Hi Wes, and welcome.
The first thing to do is to think on what you want the bike to be. Do you aim just to get it running or, at the other extreme, turn it into a show winning bike? Or maybe something in between. The first option will probably see you spending a little more than the bike is worth and the show winner will cost you far more than the value of the bike. I like to get my old bikes looking as original as I can but having some regard to the final cost. I'm happy to spend more than their value as I regard restoring bikes as entertainment rather than a commercial venture.
You need as much information as you can get. I like to get as many different workshop manuals as I can. A factory manual is nice, Haynes manuals are good, Clymers are OK but tend to be too generic. Look on eBay for these. Also look on eBay to see what new-old-stock parts are available and what you can get used. It's a common bike and there should be lots of stuff available. Sadly, the price of decent stuff has sky-rocketed of late.
You are fortunate as the chrome plated parts on your bike seem in reasonable shape, it should be possible to achieve a smart bike without spending a ridiculous amount. You will need to budget to replace all the rubber items as they will be age hardened and perished.
I would start by getting the bike running before you start spending too much. Cleaning the inside of the gas tank will probably be needed (it may need to be sealed if it is rusty but for now you should remove any debris), new fuel lines and an in-line filter would be good, a cleaned gas tap too. The carbs will most likely be in need of cleaning as the jets, particularly the pilots, tend to block easily. You need to unblock these physically, not just squirt carb cleaner at them. Problems with overflowing carbs due to worn/dirty needle jets and dodgy floats are commonplace.

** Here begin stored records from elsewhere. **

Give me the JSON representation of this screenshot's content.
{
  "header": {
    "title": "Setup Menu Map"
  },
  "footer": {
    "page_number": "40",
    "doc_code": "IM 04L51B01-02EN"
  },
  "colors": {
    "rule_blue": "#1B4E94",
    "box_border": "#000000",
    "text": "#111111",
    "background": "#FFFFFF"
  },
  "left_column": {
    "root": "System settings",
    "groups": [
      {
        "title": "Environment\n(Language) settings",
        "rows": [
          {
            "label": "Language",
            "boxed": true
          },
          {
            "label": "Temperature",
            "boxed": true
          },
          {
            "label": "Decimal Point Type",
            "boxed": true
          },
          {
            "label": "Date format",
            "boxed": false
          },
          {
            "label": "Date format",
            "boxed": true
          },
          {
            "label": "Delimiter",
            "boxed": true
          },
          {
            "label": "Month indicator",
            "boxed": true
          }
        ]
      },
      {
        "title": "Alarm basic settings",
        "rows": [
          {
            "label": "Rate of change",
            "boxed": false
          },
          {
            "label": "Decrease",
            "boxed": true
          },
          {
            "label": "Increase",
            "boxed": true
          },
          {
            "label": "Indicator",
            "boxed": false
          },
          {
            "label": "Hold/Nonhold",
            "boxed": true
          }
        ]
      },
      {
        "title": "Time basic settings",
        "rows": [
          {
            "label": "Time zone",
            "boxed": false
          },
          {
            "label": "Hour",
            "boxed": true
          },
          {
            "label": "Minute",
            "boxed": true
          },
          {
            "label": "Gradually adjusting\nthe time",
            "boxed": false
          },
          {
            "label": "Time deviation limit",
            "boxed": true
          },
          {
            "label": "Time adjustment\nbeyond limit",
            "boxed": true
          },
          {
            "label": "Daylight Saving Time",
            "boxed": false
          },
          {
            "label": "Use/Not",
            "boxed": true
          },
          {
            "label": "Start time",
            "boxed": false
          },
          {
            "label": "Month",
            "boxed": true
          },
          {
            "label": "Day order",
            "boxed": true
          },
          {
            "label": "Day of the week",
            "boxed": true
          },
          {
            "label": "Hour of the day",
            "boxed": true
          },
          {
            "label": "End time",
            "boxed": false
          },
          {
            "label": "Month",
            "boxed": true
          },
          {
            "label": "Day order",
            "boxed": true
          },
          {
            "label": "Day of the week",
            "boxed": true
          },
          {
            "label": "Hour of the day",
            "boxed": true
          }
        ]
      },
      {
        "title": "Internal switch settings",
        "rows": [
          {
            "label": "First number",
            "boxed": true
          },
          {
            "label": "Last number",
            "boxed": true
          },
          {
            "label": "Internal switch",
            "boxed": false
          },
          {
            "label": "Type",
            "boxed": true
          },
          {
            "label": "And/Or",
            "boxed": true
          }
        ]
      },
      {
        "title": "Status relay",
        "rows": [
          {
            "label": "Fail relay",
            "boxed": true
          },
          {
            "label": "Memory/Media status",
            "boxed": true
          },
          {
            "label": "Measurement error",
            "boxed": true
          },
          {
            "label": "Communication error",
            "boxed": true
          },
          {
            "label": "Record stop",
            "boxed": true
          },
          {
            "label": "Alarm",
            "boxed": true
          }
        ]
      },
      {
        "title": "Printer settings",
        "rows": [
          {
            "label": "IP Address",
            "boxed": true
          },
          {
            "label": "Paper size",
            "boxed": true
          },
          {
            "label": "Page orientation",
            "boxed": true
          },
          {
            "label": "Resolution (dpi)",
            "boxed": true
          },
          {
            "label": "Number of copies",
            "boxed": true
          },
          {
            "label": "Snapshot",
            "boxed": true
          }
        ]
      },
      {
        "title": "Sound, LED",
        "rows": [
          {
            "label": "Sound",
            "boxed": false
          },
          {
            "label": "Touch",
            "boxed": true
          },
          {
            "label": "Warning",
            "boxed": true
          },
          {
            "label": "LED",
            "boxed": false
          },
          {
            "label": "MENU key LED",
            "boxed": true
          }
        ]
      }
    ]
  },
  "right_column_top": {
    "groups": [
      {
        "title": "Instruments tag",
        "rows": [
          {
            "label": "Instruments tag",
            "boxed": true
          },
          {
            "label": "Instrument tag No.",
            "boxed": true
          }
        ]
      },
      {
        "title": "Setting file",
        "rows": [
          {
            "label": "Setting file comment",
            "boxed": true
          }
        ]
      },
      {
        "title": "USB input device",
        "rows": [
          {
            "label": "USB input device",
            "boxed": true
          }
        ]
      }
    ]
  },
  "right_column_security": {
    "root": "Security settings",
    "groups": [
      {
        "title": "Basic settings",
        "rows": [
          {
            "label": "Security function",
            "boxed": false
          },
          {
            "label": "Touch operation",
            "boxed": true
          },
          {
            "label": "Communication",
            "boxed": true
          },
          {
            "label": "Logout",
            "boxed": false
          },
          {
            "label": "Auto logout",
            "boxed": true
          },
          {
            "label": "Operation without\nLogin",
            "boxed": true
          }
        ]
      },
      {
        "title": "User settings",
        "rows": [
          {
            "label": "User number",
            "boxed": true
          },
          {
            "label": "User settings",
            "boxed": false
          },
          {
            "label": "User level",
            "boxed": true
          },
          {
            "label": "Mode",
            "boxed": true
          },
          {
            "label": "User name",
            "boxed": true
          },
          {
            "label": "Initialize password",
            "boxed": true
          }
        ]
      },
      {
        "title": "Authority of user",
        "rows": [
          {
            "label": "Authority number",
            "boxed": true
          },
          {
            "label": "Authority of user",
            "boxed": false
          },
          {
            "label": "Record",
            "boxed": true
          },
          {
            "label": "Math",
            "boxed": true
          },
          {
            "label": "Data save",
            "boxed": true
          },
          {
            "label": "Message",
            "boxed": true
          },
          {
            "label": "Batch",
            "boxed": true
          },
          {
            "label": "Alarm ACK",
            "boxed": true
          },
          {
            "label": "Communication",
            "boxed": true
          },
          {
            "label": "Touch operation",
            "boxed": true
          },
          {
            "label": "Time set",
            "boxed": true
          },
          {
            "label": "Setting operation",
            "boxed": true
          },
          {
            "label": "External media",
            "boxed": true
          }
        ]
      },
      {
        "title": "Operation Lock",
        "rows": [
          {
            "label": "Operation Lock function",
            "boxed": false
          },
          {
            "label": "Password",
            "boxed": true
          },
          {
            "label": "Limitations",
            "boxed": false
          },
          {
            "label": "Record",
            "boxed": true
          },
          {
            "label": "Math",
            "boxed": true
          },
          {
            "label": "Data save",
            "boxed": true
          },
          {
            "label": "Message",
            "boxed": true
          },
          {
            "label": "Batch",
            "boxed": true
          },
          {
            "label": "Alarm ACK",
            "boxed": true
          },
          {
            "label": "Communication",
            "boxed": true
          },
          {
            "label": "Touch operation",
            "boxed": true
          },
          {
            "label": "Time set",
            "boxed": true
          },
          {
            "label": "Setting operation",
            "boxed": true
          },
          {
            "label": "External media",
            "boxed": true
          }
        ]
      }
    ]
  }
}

Once you have dealt with the fuel system you should see if you have a spark at the plugs. Obviously you need a decent battery. Change the oil and give the camshaft a dose of fresh oil too, it will probably be dry. The oil filter bolt is known to be liable to lose its hexagon, you need a really good fitting socket on this.
You can now see if it runs and assess what you have and where you want to go from there. Good luck!